Overlanders of 1862

The Overlanders of 1862 were a group of some 150 settlers who travelled from Fort Garry (now Winnipeg, Manitoba) to the interior of British Columbia, following the Cariboo Gold Rush. They were led by Thomas McMicking of Stamford Township, Welland County, Canada West [Ontario].

“Crossing Swamps”
Near Headquarters, North Saskatchewan. Painting by William Hind, 1859, watercolour (courtesy McCord Museum).

In 1862, groups of men from Canada West, Canada East, the United States, the United Kingdom and Australia travelled by ship and American railway to Fort Garry (Winnipeg). Lured by news of rich gold finds in the Cariboo (see Cariboo Gold Rush), they planned to travel overland to British Columbia. In Fort Garry, they formed a single party of approximately 150 people and chose Thomas McMicking as their leader. The group included Augustus and Catherine Schubert and their three children.

Did you know?
Catherine O’Hare Schubert was the only woman Overlander. By the time the group left Fort Garry in June 1862, she had already travelled a great distance. Born in Ireland in 1835, she immigrated to North America as a teenager. Catherine worked as a maid in Massachusetts and married German immigrant Augustus Schubert in 1855. The two eventually settled in St. Boniface but lost their home and farm in a flood in 1861. When the Overlanders arrived in Fort Garry, the Schuberts decided to join them. Catherine was pregnant on the journey and gave birth to her fourth child in Kamloops, British Columbia.

Catherine O’Hare Schubert

Catherine O’Hare Schubert was the first European woman to travel overland from Fort Garry (now Winnipeg, Manitoba) to Kamloops, British Columbia.
(Courtesy Royal BC Museum, BC Archives /A-03081/virtualmuseum.ca)

The party left Fort Garry in early June 1862, equipped with Red River carts and a few horses. They reached Fort Edmonton on 21 July 1862 and traded their carts for pack horses. Some members of the party decided to stay. The others hired André Cardinal, a Métis guide, for the difficult journey through Yellowhead Pass in the Rocky Mountains to Tête Jaune Cache on the Fraser River. The Overlanders forded icy rivers and crawled along narrow mountain passes. By the time they reached Tête Jaune Cache, the party was nearly starving. They were saved by a band of Secwepemc (see Interior Salish), who gave them provisions.

Sketch: Crossing the Pembina River, 1862

“Crossing the Pembina River.” Sketch by artist William George Richardson Hind, August 1862.
(Sketch by WGR Hind, courtesy Library and Archives Canada, Acc. No. 1963-97-1.85R)

The party split on 1 September 1862. A small group, including the Schubert family, decided to raft down the Thomson River to Kamloops. McMicking and the rest of the party rafted down the Fraser River to Fort George (Prince George). All but six of the original group survived.
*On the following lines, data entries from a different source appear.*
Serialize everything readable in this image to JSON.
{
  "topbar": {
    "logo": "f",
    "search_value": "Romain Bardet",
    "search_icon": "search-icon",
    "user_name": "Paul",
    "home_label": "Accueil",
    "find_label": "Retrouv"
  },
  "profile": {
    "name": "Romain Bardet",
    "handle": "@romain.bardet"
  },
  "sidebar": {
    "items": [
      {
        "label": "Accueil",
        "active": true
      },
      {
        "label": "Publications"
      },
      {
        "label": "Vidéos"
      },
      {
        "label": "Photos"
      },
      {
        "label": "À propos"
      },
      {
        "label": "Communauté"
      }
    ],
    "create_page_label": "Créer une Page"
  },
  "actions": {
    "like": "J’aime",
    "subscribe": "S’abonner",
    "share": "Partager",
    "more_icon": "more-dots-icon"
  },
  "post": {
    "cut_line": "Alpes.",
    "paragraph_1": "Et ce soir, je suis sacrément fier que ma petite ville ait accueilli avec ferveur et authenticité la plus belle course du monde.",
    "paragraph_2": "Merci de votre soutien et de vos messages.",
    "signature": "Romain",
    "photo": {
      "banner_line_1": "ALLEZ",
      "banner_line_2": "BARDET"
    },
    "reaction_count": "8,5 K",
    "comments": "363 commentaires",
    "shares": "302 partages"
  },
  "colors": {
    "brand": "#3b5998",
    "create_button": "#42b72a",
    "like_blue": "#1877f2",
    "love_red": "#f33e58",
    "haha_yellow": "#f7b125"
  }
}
Some went on to the Cariboo goldfields, but found that the gold deposits were nearly exhausted. Many, including Thomas McMicking and his brother Robert, had successful careers in British Columbia.

Did you know?
Artist William George Richardson Hind also travelled with the Overlanders. He recorded the party fording streams, hunting buffalo and passing the time while in camp. Hind later produced a series of paintings of the journey and life in the west, including mining in the Cariboo.

Sketch: Tales Over the Camp Fire, 1862

“Tales Over the Camp Fire.” Sketch by artist William George Richardson Hind, July 1862.
(Sketch by WGR Hind, courtesy Library and Archives Canada, Acc. No. 1963-97-1.40R)